WORK INSTRUCTION: Work through the data line by line, gathering every line that has the word "title".
*** Opening of INFORMATION PROVIDED ***
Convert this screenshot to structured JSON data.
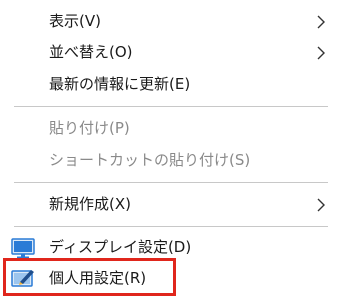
{
  "menu": {
    "items": [
      {
        "label": "表示(V)",
        "submenu": true,
        "enabled": true
      },
      {
        "label": "並べ替え(O)",
        "submenu": true,
        "enabled": true
      },
      {
        "label": "最新の情報に更新(E)",
        "submenu": false,
        "enabled": true
      },
      {
        "label": "貼り付け(P)",
        "submenu": false,
        "enabled": false
      },
      {
        "label": "ショートカットの貼り付け(S)",
        "submenu": false,
        "enabled": false
      },
      {
        "label": "新規作成(X)",
        "submenu": true,
        "enabled": true
      },
      {
        "label": "ディスプレイ設定(D)",
        "submenu": false,
        "enabled": true,
        "icon": "display-settings-icon"
      },
      {
        "label": "個人用設定(R)",
        "submenu": false,
        "enabled": true,
        "icon": "personalize-icon",
        "highlighted": true
      }
    ]
  },
  "colors": {
    "highlight_border": "#e0261c",
    "disabled_text": "#8a8a8a",
    "text": "#1a1a1a",
    "separator": "#c8c8c8",
    "icon_blue": "#2a7bd6"
  }
}
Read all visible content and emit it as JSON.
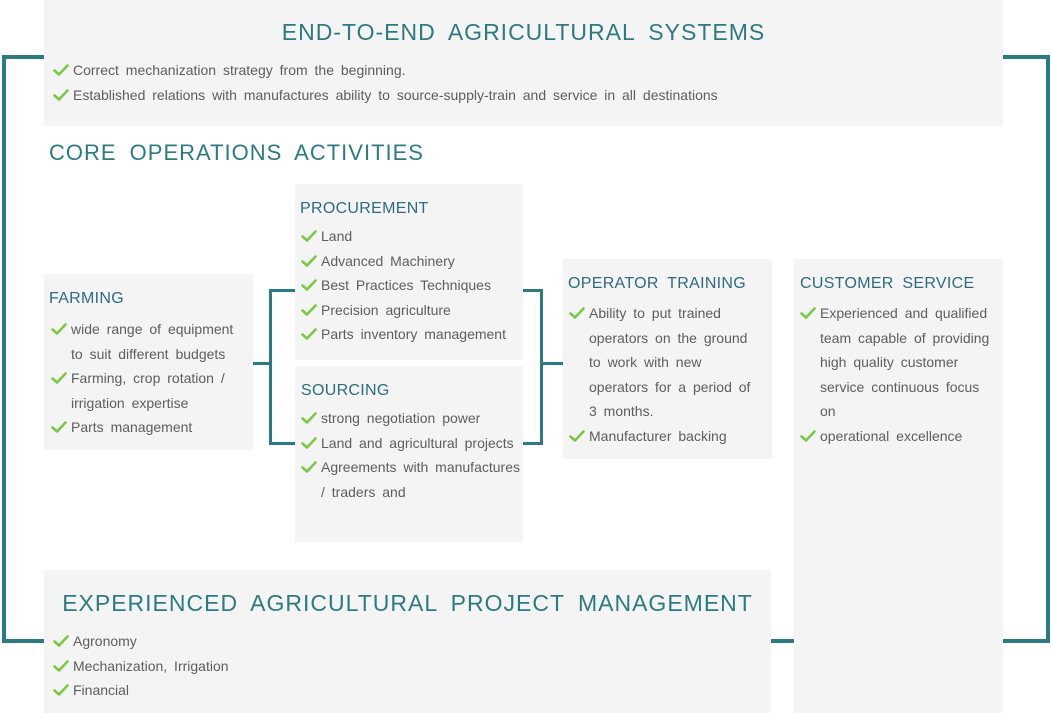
{
  "top": {
    "title": "END-TO-END AGRICULTURAL SYSTEMS",
    "items": [
      "Correct mechanization strategy from the beginning.",
      "Established relations with manufactures ability to source-supply-train and service in all destinations"
    ]
  },
  "core": {
    "title": "CORE OPERATIONS ACTIVITIES"
  },
  "farming": {
    "title": "FARMING",
    "items": [
      "wide range of equipment to suit different budgets",
      "Farming, crop rotation / irrigation expertise",
      "Parts management"
    ]
  },
  "procurement": {
    "title": "PROCUREMENT",
    "items": [
      "Land",
      "Advanced Machinery",
      "Best Practices Techniques",
      "Precision agriculture",
      "Parts inventory management"
    ]
  },
  "sourcing": {
    "title": "SOURCING",
    "items": [
      "strong negotiation power",
      "Land and agricultural projects",
      "Agreements with manufactures / traders and"
    ]
  },
  "operator_training": {
    "title": "OPERATOR TRAINING",
    "items": [
      "Ability to put trained operators on the ground to work with new operators for a period of 3 months.",
      "Manufacturer backing"
    ]
  },
  "customer_service": {
    "title": "CUSTOMER SERVICE",
    "items": [
      "Experienced and qualified team capable of providing high quality customer service continuous focus on",
      "operational excellence"
    ]
  },
  "project_management": {
    "title": "EXPERIENCED AGRICULTURAL PROJECT MANAGEMENT",
    "items": [
      "Agronomy",
      "Mechanization, Irrigation",
      "Financial"
    ]
  },
  "colors": {
    "accent": "#2d7b82",
    "check": "#7ac943",
    "panel": "#f4f4f4"
  }
}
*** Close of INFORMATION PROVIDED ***
YOUR RESPONSE:
    "title": "END-TO-END AGRICULTURAL SYSTEMS",
    "title": "CORE OPERATIONS ACTIVITIES"
    "title": "FARMING",
    "title": "PROCUREMENT",
    "title": "SOURCING",
    "title": "OPERATOR TRAINING",
    "title": "CUSTOMER SERVICE",
    "title": "EXPERIENCED AGRICULTURAL PROJECT MANAGEMENT",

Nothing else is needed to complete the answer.